Plus, getting after it with someone who you perceive to be athletically superior can make you go longer and harder than if you were going at it alone (up to 200 percent harder, actually), according to a Kansas State University study.
In the summer months, you may as well look like you took a shower with your clothes on four minutes into your run. But in the winter? That’s not always the case. “It’s important to remember to continue to drink water in the winter because even though you may not be sweating as much as you would be in the summer, you are still working just as hard and need to stay hydrated,” says Conor Murphy, coach at Reebok CrossFit One.
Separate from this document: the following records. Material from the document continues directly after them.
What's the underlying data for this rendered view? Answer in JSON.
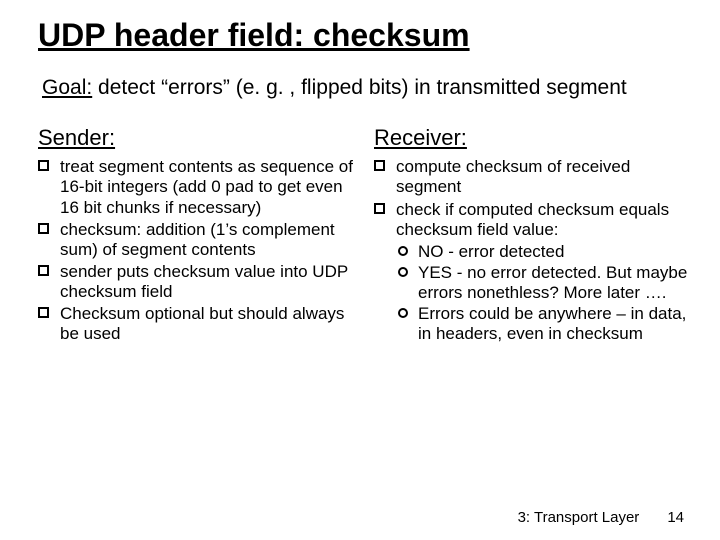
{
  "title": "UDP header field: checksum",
  "goal": {
    "label": "Goal:",
    "text": " detect “errors” (e. g. , flipped bits) in transmitted segment"
  },
  "left": {
    "heading": "Sender:",
    "items": [
      "treat segment contents as sequence of 16-bit integers (add 0 pad to get even 16 bit chunks if necessary)",
      "checksum: addition (1’s complement sum) of segment contents",
      "sender puts checksum value into UDP checksum field",
      "Checksum optional but should always be used"
    ]
  },
  "right": {
    "heading": "Receiver:",
    "items": [
      {
        "text": "compute checksum of received segment"
      },
      {
        "text": "check if computed checksum equals checksum field value:",
        "sub": [
          "NO - error detected",
          "YES - no error detected. But maybe errors nonethless? More later ….",
          "Errors could be anywhere – in data, in headers, even in checksum"
        ]
      }
    ]
  },
  "footer": {
    "section": "3: Transport Layer",
    "page": "14"
  }
}
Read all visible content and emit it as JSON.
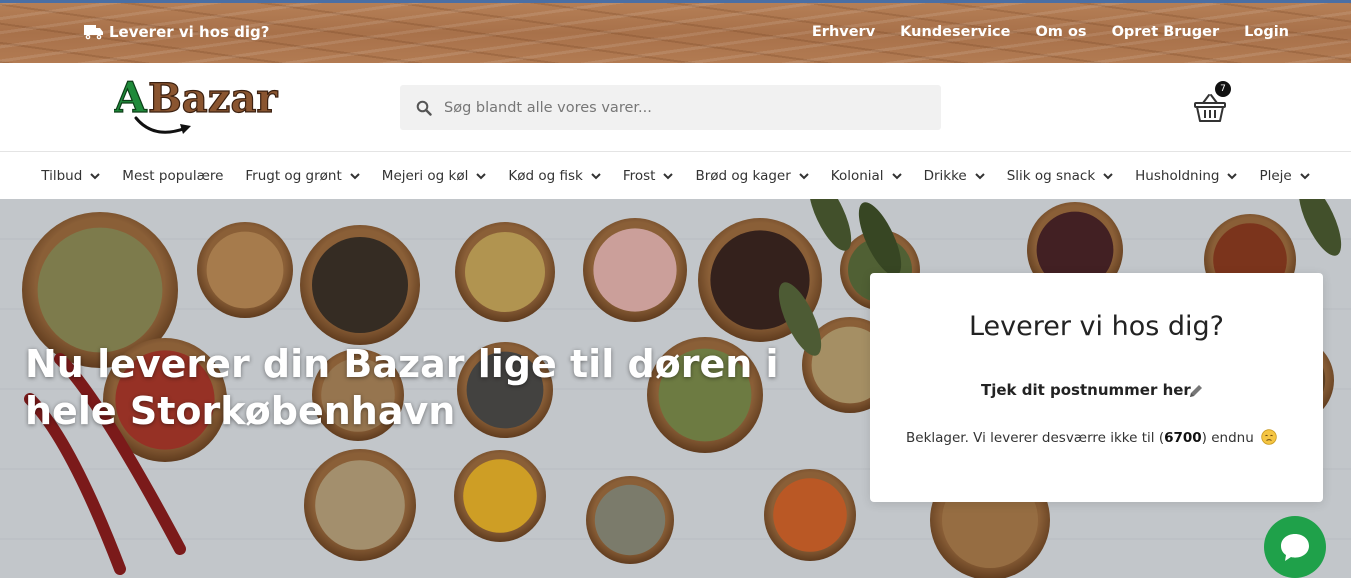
{
  "topbar": {
    "delivery_label": "Leverer vi hos dig?",
    "links": [
      "Erhverv",
      "Kundeservice",
      "Om os",
      "Opret Bruger",
      "Login"
    ]
  },
  "header": {
    "logo_text": "A Bazar",
    "search_placeholder": "Søg blandt alle vores varer...",
    "cart_count": "7"
  },
  "categories": [
    {
      "label": "Tilbud",
      "dropdown": true
    },
    {
      "label": "Mest populære",
      "dropdown": false
    },
    {
      "label": "Frugt og grønt",
      "dropdown": true
    },
    {
      "label": "Mejeri og køl",
      "dropdown": true
    },
    {
      "label": "Kød og fisk",
      "dropdown": true
    },
    {
      "label": "Frost",
      "dropdown": true
    },
    {
      "label": "Brød og kager",
      "dropdown": true
    },
    {
      "label": "Kolonial",
      "dropdown": true
    },
    {
      "label": "Drikke",
      "dropdown": true
    },
    {
      "label": "Slik og snack",
      "dropdown": true
    },
    {
      "label": "Husholdning",
      "dropdown": true
    },
    {
      "label": "Pleje",
      "dropdown": true
    }
  ],
  "hero": {
    "title": "Nu leverer din Bazar lige til døren i hele Storkøbenhavn"
  },
  "postal_card": {
    "title": "Leverer vi hos dig?",
    "check_label": "Tjek dit postnummer her",
    "message_prefix": "Beklager. Vi leverer desværre ikke til (",
    "postal_code": "6700",
    "message_suffix": ") endnu"
  },
  "colors": {
    "topbar_wood": "#a8714a",
    "logo_green": "#1f8a3a",
    "logo_brown": "#8a5530",
    "chat_green": "#1fa14a"
  }
}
Even without exercise, the Mayo Clinic recommends guys drink three liters of water daily. If you don’t feel the urge to drink, try setting your alarm to take a sip of something every 15 to 30 minutes based on how long you’re active. Going for longer than an hour? Try adding some electrolytes. With 4 percent carbohydrates and sodium, an option like CLIF Hydration Electrolyte Drink Mix will help your body absorb and retain fluid for longer.
Fact: Layers are essential in the winter. However, if you sweat and the perspiration stays on or near your body, it will be much more challenging to stay warm. That’s exactly why it’s critical to wear the right apparel in the winter, says Brian Eppley, Senior Director of Apparel and Accessories at ASICS.
“For rigorous activities such as running, hiking, or even shoveling your driveway, having a performance next-to-skin garment, often called a base layer, will wick sweat away from your body,” he says. “That’s the first step to staying warm. Pair that with a breathable outer layer that will allow the water vapor to escape while still keeping the elements out, and you will stay warm and dry all winter.”